And what we see in that section is more or less true in all Europe. The various branches of the Methodist Church, or Wesleyans as they call themselves in England, recently had union meetings representing more than a million constituents. The several groups came together and joined hands as one great Methodist body. The largest daily in London commented on the action and was glad it had happened, though it expressed some fears. But the paper said in substance: What we want at this time when the Methodists are joining hands as they are in organization and in finance and in education, is to throw out a challenge to Wesleyan Methodism in England, and that challenge is, Give us another Wesley. Unite or not; work as you will; but give us another Wesley. This journal went on to say that what is needed today in the British Isles is a man that can revive faith in God, revive the sense of the sinfulness of sin, and store our hearts with thoughts of eternal loss, of eternal hope,—something that will lead us to a living faith in a personal God.
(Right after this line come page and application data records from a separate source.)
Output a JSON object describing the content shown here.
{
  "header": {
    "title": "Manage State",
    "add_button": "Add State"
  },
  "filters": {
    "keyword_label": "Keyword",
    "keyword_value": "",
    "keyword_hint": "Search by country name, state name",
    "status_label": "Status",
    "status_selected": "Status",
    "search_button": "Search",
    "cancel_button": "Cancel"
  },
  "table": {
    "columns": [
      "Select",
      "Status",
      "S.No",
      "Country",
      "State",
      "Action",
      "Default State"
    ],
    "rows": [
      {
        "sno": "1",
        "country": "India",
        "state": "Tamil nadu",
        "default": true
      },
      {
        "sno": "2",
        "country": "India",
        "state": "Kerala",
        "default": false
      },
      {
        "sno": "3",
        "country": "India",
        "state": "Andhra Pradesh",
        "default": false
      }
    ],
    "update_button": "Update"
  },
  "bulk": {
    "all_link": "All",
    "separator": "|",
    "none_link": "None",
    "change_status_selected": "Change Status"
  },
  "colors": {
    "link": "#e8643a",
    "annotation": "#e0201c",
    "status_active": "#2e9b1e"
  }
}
Not long ago a man in a speech before the British Parliament said: "We need today the ideals and the faith, and the spirit of sacrifice and helpfulness of former decades. We had grown materially wealthy, and now we are growing materially poor; but the great source of our troubles is that we have a godless society." He pleaded most earnestly for a religious revival. And this is the feeling of many in every country.
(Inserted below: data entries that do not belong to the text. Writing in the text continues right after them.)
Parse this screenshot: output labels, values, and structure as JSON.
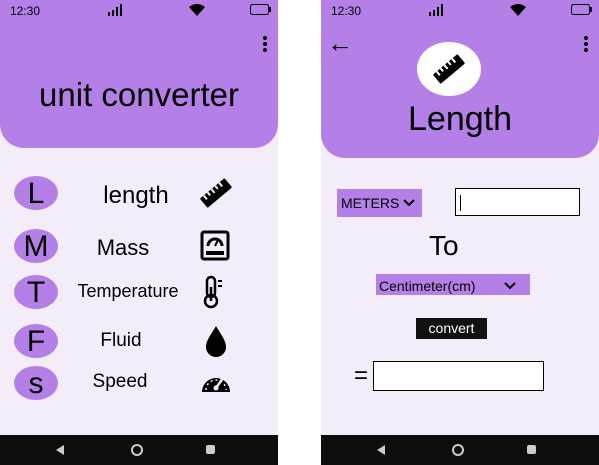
{
  "status_bar": {
    "time": "12:30"
  },
  "home": {
    "title": "unit converter",
    "menu_icon": "kebab-menu-icon",
    "units": [
      {
        "letter": "L",
        "label": "length",
        "icon": "ruler-icon"
      },
      {
        "letter": "M",
        "label": "Mass",
        "icon": "scale-icon"
      },
      {
        "letter": "T",
        "label": "Temperature",
        "icon": "thermometer-icon"
      },
      {
        "letter": "F",
        "label": "Fluid",
        "icon": "droplet-icon"
      },
      {
        "letter": "s",
        "label": "Speed",
        "icon": "speedometer-icon"
      }
    ]
  },
  "converter": {
    "back_icon": "←",
    "title": "Length",
    "from_unit": "METERS",
    "from_value": "",
    "to_label": "To",
    "to_unit": "Centimeter(cm)",
    "convert_label": "convert",
    "equals_label": "=",
    "result_value": ""
  },
  "colors": {
    "accent": "#b57fe8",
    "background": "#f3ecf9",
    "navbar": "#0d0d0d"
  }
}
This is the day of our opportunity. Men are turning their eyes upon Adventism. We are a people who believe in God, who believe in the Bible, and have light on the meaning of all these things. In the stirring. on religious things in Europe there is a great conflict on concerning the advent message. We have too often preached in a negative way. Our message is a positive proclamation of the greatest, most glorious triumph of right over wrong the world has ever known. We hold forth the only remedy for a sin-sick generation. All over our division the doctrine of the second advent is stirring the hearts of men and women as never before, and people are aligning themselves either with or against the beautiful advent message and hope.
We are seeing in our field today some things that lead us to understand that the word of God has begun to work in mighty power. Never before have we seen such eagerness to hear the message, such willingness to accept it, as exists today, not only in Europe but in far-away Africa. We have certainly come into a day when Africa is stretching out her hands toward God. In Nigeria we are having the largest revival in heathen lands that this movement has thus far known. Not only hundreds but thousands are coming to us; and they are converted and . love God.
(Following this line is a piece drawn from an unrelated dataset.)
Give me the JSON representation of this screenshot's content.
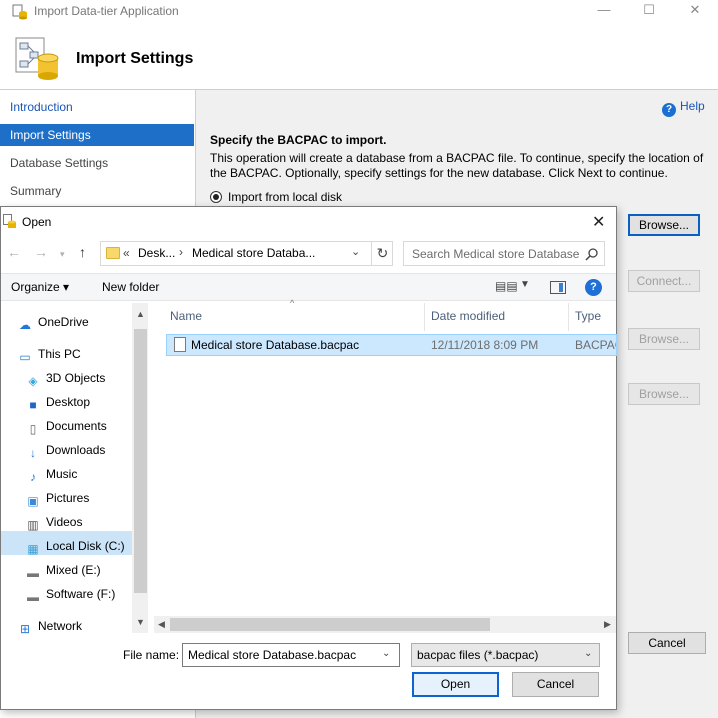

God has marvelously prepared the way of the people, made ready everywhere the minds and hearts of men. They are waiting. Conditions are such that we could give the message to all the world, almost in a few months, or years at most; but we, as I think of it, are altogether too indifferent, too nearly half asleep. We need to bestir ourselves and join hands with God to finish the work.
*This abstract of a devotional hour address at the Battle Creek Autumn Council gives an intimate glimpse into conditions in Europe that will be inspiring to all our workers. Presented from the angle of one who, since 1920, has been in resident leadership and continuous observation in Europe, it is the more authoritative and valuable.—Editors.